What is needed: Write the entries out in full, matching them exactly.

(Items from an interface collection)
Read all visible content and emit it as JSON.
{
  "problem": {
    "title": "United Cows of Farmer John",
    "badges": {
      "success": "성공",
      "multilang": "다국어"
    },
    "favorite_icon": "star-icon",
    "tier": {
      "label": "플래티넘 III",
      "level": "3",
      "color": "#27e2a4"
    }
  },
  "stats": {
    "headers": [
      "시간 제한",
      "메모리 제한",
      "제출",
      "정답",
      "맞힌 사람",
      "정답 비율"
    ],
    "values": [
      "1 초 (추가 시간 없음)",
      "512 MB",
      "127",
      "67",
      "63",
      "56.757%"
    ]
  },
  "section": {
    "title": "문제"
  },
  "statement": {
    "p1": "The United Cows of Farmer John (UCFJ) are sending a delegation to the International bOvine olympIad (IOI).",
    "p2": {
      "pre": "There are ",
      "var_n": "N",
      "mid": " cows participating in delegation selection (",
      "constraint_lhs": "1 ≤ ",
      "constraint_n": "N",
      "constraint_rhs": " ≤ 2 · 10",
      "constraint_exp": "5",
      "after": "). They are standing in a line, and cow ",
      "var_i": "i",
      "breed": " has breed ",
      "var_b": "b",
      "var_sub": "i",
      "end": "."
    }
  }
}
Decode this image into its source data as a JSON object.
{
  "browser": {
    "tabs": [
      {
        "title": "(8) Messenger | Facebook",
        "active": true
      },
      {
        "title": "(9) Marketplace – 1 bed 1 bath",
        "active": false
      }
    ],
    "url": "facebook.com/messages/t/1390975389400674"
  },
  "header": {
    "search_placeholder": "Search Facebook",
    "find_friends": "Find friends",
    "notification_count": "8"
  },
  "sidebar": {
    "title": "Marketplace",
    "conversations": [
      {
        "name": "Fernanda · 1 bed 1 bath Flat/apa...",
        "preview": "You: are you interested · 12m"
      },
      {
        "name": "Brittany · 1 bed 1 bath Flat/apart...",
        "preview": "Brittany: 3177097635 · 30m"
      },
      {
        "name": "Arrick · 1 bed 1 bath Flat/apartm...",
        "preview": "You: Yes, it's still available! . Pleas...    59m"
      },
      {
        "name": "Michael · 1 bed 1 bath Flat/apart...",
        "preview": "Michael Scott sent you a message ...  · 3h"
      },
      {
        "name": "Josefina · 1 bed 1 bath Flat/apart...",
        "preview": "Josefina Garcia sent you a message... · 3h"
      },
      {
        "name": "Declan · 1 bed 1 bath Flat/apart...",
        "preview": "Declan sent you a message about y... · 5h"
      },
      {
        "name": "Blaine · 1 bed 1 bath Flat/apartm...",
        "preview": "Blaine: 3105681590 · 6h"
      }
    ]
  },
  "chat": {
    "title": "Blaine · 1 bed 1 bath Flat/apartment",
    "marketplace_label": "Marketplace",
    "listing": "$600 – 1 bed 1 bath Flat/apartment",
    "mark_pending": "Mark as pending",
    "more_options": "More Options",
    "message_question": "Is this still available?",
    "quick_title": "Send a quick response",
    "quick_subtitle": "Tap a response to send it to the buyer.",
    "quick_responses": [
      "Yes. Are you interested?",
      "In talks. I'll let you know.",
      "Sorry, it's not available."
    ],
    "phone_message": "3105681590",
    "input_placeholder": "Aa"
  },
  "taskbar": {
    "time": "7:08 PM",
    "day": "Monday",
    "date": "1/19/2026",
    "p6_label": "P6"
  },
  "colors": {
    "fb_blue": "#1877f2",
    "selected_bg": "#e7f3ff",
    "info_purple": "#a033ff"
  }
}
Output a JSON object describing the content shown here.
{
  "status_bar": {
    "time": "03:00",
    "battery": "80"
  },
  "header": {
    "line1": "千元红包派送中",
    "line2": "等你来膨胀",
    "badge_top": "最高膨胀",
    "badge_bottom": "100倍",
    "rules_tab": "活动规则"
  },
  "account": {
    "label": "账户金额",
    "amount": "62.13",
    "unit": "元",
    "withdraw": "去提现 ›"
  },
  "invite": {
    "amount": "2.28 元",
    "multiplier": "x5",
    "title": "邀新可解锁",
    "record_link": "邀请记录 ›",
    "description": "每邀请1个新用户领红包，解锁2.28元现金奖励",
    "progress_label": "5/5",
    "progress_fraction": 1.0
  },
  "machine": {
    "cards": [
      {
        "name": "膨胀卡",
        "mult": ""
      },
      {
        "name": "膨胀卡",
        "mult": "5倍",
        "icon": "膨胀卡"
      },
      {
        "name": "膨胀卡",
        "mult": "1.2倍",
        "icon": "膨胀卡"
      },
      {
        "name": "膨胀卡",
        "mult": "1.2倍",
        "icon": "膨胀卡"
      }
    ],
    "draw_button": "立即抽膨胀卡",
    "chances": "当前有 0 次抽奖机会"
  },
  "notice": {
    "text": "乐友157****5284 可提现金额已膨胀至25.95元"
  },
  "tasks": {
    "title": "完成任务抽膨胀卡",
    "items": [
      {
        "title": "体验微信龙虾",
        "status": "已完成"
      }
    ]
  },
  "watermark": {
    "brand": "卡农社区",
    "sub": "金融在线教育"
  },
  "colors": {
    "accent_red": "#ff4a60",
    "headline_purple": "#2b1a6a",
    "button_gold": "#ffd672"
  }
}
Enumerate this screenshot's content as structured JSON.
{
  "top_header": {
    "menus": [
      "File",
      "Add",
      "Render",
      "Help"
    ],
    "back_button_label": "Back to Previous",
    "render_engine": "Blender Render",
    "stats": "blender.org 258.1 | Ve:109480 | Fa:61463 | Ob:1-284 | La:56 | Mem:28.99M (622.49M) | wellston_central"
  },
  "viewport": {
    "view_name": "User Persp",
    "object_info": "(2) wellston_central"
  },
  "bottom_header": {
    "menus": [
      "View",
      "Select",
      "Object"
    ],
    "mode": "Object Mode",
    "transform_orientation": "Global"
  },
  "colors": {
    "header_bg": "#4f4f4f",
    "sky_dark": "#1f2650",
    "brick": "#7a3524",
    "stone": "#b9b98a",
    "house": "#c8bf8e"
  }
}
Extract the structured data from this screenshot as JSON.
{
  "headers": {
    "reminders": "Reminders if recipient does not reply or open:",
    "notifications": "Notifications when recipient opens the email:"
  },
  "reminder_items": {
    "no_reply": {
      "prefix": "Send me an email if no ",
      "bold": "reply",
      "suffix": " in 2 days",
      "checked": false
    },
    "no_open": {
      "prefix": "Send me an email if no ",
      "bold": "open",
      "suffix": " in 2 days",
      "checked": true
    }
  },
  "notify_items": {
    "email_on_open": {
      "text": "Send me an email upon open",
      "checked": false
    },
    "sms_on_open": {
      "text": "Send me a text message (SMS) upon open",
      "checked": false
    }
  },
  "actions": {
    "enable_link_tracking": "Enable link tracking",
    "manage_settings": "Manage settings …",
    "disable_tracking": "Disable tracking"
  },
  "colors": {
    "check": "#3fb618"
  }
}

Solution to this problem:
Read all visible content and emit it as JSON.
{
  "problem": {
    "title": "United Cows of Farmer John",
    "badges": {
      "success": "성공",
      "multilang": "다국어"
    },
    "favorite_icon": "star-icon",
    "tier": {
      "label": "플래티넘 III",
      "level": "3",
      "color": "#27e2a4"
    }
  },
  "stats": {
    "headers": [
      "시간 제한",
      "메모리 제한",
      "제출",
      "정답",
      "맞힌 사람",
      "정답 비율"
    ],
    "values": [
      "1 초 (추가 시간 없음)",
      "512 MB",
      "127",
      "67",
      "63",
      "56.757%"
    ]
  },
  "section": {
    "title": "문제"
  },
  "statement": {
    "p1": "The United Cows of Farmer John (UCFJ) are sending a delegation to the International bOvine olympIad (IOI).",
    "p2": {
      "pre": "There are ",
      "var_n": "N",
      "mid": " cows participating in delegation selection (",
      "constraint_lhs": "1 ≤ ",
      "constraint_n": "N",
      "constraint_rhs": " ≤ 2 · 10",
      "constraint_exp": "5",
      "after": "). They are standing in a line, and cow ",
      "var_i": "i",
      "breed": " has breed ",
      "var_b": "b",
      "var_sub": "i",
      "end": "."
    }
  }
}
Decode this image into its source data as a JSON object.
{
  "browser": {
    "tabs": [
      {
        "title": "(8) Messenger | Facebook",
        "active": true
      },
      {
        "title": "(9) Marketplace – 1 bed 1 bath",
        "active": false
      }
    ],
    "url": "facebook.com/messages/t/1390975389400674"
  },
  "header": {
    "search_placeholder": "Search Facebook",
    "find_friends": "Find friends",
    "notification_count": "8"
  },
  "sidebar": {
    "title": "Marketplace",
    "conversations": [
      {
        "name": "Fernanda · 1 bed 1 bath Flat/apa...",
        "preview": "You: are you interested · 12m"
      },
      {
        "name": "Brittany · 1 bed 1 bath Flat/apart...",
        "preview": "Brittany: 3177097635 · 30m"
      },
      {
        "name": "Arrick · 1 bed 1 bath Flat/apartm...",
        "preview": "You: Yes, it's still available! . Pleas...    59m"
      },
      {
        "name": "Michael · 1 bed 1 bath Flat/apart...",
        "preview": "Michael Scott sent you a message ...  · 3h"
      },
      {
        "name": "Josefina · 1 bed 1 bath Flat/apart...",
        "preview": "Josefina Garcia sent you a message... · 3h"
      },
      {
        "name": "Declan · 1 bed 1 bath Flat/apart...",
        "preview": "Declan sent you a message about y... · 5h"
      },
      {
        "name": "Blaine · 1 bed 1 bath Flat/apartm...",
        "preview": "Blaine: 3105681590 · 6h"
      }
    ]
  },
  "chat": {
    "title": "Blaine · 1 bed 1 bath Flat/apartment",
    "marketplace_label": "Marketplace",
    "listing": "$600 – 1 bed 1 bath Flat/apartment",
    "mark_pending": "Mark as pending",
    "more_options": "More Options",
    "message_question": "Is this still available?",
    "quick_title": "Send a quick response",
    "quick_subtitle": "Tap a response to send it to the buyer.",
    "quick_responses": [
      "Yes. Are you interested?",
      "In talks. I'll let you know.",
      "Sorry, it's not available."
    ],
    "phone_message": "3105681590",
    "input_placeholder": "Aa"
  },
  "taskbar": {
    "time": "7:08 PM",
    "day": "Monday",
    "date": "1/19/2026",
    "p6_label": "P6"
  },
  "colors": {
    "fb_blue": "#1877f2",
    "selected_bg": "#e7f3ff",
    "info_purple": "#a033ff"
  }
}
Output a JSON object describing the content shown here.
{
  "status_bar": {
    "time": "03:00",
    "battery": "80"
  },
  "header": {
    "line1": "千元红包派送中",
    "line2": "等你来膨胀",
    "badge_top": "最高膨胀",
    "badge_bottom": "100倍",
    "rules_tab": "活动规则"
  },
  "account": {
    "label": "账户金额",
    "amount": "62.13",
    "unit": "元",
    "withdraw": "去提现 ›"
  },
  "invite": {
    "amount": "2.28 元",
    "multiplier": "x5",
    "title": "邀新可解锁",
    "record_link": "邀请记录 ›",
    "description": "每邀请1个新用户领红包，解锁2.28元现金奖励",
    "progress_label": "5/5",
    "progress_fraction": 1.0
  },
  "machine": {
    "cards": [
      {
        "name": "膨胀卡",
        "mult": ""
      },
      {
        "name": "膨胀卡",
        "mult": "5倍",
        "icon": "膨胀卡"
      },
      {
        "name": "膨胀卡",
        "mult": "1.2倍",
        "icon": "膨胀卡"
      },
      {
        "name": "膨胀卡",
        "mult": "1.2倍",
        "icon": "膨胀卡"
      }
    ],
    "draw_button": "立即抽膨胀卡",
    "chances": "当前有 0 次抽奖机会"
  },
  "notice": {
    "text": "乐友157****5284 可提现金额已膨胀至25.95元"
  },
  "tasks": {
    "title": "完成任务抽膨胀卡",
    "items": [
      {
        "title": "体验微信龙虾",
        "status": "已完成"
      }
    ]
  },
  "watermark": {
    "brand": "卡农社区",
    "sub": "金融在线教育"
  },
  "colors": {
    "accent_red": "#ff4a60",
    "headline_purple": "#2b1a6a",
    "button_gold": "#ffd672"
  }
}
Enumerate this screenshot's content as structured JSON.
{
  "top_header": {
    "menus": [
      "File",
      "Add",
      "Render",
      "Help"
    ],
    "back_button_label": "Back to Previous",
    "render_engine": "Blender Render",
    "stats": "blender.org 258.1 | Ve:109480 | Fa:61463 | Ob:1-284 | La:56 | Mem:28.99M (622.49M) | wellston_central"
  },
  "viewport": {
    "view_name": "User Persp",
    "object_info": "(2) wellston_central"
  },
  "bottom_header": {
    "menus": [
      "View",
      "Select",
      "Object"
    ],
    "mode": "Object Mode",
    "transform_orientation": "Global"
  },
  "colors": {
    "header_bg": "#4f4f4f",
    "sky_dark": "#1f2650",
    "brick": "#7a3524",
    "stone": "#b9b98a",
    "house": "#c8bf8e"
  }
}
Extract the structured data from this screenshot as JSON.
{
  "headers": {
    "reminders": "Reminders if recipient does not reply or open:",
    "notifications": "Notifications when recipient opens the email:"
  },
  "reminder_items": {
    "no_reply": {
      "prefix": "Send me an email if no ",
      "bold": "reply",
      "suffix": " in 2 days",
      "checked": false
    },
    "no_open": {
      "prefix": "Send me an email if no ",
      "bold": "open",
      "suffix": " in 2 days",
      "checked": true
    }
  },
  "notify_items": {
    "email_on_open": {
      "text": "Send me an email upon open",
      "checked": false
    },
    "sms_on_open": {
      "text": "Send me a text message (SMS) upon open",
      "checked": false
    }
  },
  "actions": {
    "enable_link_tracking": "Enable link tracking",
    "manage_settings": "Manage settings …",
    "disable_tracking": "Disable tracking"
  },
  "colors": {
    "check": "#3fb618"
  }
}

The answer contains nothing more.